About the Living Wage Calculator
The Living Wage Calculator was first created in 2004 by Dr. Amy K. Glasmeier.
Analysts and policy makers often compare income to the federal poverty threshold in order to
determine an individual’s ability to live within a certain standard of living. However, poverty
thresholds do not account for living costs beyond a very basic food budget. The federal poverty
measure does not take into consideration costs like childcare and health care that not only draw
from one’s income, but also are determining factors in one’s ability to work and to endure the
potential hardships associated with balancing employment and other aspects of everyday life.
Further, poverty thresholds do not account for geographic variation in the cost of essential
The living wage model is an alternative measure of basic needs. It is a market-based approach that draws upon geographically specific expenditure data related to a family’s likely minimum food, childcare, health insurance, housing, transportation, and other basic necessities (e.g. clothing, personal care items, etc.) costs. The living wage draws on these cost elements and the rough effects of income and payroll taxes to determine the minimum employment earnings necessary to meet a family’s basic needs while also maintaining self-sufficiency.
The living wage model generates a cost of living estimate that exceeds the federal poverty thresholds. As calculated, the living wage estimate accounts for the basic needs of a family. The living wage model does not include funds that cover what many may consider as necessities enjoyed by many Americans. The tool does not include funds for pre-prepared meals or those eaten in restaurants. We do not add funds for entertainment, nor do we incorporate leisure time for unpaid vacations or holidays. Lastly, the calculated living wage does not provide a financial means to enable savings and investment or for the purchase of capital assets (e.g., provisions for retirement or home purchases). The living wage is the minimum income standard that, if met, draws a very fine line between the financial independence of the working poor and the need to seek out public assistance or suffer consistent and severe housing and food insecurity.
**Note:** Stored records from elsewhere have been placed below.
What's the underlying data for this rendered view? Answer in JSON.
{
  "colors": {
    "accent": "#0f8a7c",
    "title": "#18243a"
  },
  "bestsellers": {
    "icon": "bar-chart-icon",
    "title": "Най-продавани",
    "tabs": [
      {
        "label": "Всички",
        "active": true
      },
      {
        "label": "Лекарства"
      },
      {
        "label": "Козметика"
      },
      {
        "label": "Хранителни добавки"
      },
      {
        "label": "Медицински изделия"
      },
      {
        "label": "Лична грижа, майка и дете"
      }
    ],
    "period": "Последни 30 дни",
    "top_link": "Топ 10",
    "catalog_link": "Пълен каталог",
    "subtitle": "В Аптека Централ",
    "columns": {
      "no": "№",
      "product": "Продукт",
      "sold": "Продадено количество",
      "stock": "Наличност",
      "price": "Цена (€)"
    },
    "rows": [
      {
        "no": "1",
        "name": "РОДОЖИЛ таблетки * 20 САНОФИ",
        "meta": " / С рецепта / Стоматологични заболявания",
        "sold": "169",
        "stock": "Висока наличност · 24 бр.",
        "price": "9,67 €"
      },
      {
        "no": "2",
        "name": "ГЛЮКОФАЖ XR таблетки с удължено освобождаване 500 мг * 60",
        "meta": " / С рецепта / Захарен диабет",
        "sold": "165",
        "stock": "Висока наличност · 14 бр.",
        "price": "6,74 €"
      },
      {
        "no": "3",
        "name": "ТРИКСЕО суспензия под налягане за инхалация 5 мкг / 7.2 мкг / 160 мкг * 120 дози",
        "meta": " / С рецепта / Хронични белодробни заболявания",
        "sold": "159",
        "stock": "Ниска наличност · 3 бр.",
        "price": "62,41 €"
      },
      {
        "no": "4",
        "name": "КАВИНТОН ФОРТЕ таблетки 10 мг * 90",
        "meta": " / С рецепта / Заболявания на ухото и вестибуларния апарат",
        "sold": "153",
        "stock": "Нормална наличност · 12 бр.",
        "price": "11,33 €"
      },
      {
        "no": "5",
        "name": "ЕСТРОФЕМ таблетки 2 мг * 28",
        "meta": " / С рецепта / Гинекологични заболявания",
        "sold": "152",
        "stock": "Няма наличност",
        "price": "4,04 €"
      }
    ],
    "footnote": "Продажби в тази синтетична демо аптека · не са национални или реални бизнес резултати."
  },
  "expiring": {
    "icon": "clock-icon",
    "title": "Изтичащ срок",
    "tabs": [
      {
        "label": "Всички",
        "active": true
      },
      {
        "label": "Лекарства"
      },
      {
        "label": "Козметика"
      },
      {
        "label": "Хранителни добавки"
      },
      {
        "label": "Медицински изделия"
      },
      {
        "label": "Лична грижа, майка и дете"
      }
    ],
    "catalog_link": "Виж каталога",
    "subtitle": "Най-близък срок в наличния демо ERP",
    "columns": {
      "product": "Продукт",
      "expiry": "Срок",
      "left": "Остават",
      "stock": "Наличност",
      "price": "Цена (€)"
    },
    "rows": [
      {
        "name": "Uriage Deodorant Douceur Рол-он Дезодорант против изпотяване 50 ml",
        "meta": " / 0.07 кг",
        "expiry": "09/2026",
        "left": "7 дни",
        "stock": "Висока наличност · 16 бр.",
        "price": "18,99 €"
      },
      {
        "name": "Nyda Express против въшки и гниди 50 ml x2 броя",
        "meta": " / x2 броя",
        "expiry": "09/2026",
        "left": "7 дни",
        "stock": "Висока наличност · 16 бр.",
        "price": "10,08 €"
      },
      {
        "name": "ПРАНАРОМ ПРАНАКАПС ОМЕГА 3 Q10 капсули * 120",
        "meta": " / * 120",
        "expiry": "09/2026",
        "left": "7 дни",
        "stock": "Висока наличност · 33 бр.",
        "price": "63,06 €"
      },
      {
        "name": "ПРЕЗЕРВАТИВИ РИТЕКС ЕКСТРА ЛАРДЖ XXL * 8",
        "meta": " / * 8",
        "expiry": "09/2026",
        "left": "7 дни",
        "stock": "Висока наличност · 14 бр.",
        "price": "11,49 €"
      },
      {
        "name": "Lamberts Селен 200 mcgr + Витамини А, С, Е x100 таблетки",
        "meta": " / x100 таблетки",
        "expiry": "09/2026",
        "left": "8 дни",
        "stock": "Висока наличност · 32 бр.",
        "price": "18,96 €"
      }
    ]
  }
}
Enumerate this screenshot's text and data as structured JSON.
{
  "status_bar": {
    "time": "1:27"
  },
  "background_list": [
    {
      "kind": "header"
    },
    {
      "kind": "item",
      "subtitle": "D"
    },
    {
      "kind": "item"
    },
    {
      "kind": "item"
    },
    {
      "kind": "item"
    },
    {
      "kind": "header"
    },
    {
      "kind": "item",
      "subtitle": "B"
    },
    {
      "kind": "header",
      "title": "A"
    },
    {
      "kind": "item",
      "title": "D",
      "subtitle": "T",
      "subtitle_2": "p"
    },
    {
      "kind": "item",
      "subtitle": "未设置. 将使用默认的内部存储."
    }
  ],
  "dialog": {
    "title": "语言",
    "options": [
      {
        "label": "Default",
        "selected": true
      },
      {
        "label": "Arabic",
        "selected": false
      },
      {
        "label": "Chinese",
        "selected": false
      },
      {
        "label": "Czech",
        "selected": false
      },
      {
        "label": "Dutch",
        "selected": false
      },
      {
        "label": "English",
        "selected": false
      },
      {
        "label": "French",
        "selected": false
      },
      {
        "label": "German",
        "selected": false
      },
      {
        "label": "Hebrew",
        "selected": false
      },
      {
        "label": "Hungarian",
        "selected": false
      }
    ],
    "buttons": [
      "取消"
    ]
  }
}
In light of this fact, the living wage is perhaps better defined as a minimum subsistence wage for persons living in the United States.
The living wage calculator estimates the living wage needed to support families of twelve different
compositions: one adult families with 0, 1, 2, or 3 dependent children, two adult families where both adults are
in the work force
with 0, 1, 2, or 3 dependent children, and two adult families where one adult is not in the work force with 0,
1, 2, or 3 dependent children.
For single adult families, the adult is assumed to be employed full-time. For two adult families where both adults are in the labor force, both adults are assumed to be employed full-time. For two adult families where one adult is not in the labor force, one of the adults is assumed to be employed full-time while the other non-wage-earning adult provides full-time childcare for the family’s children. Full-time work is assumed to be year-round, 40 hours per week for 52 weeks, per adult.
Families with one child are assumed to have a ‘young child’ (4 years old). Families with two children are assumed to have a ‘young child’ and a ‘child’ (9 years old). Families with three children are assumed to have a ‘young child’, a ‘child’, and a ‘teenager’ (15 years old).
For a more detailed description of the methodology used, please see the technical documentation here.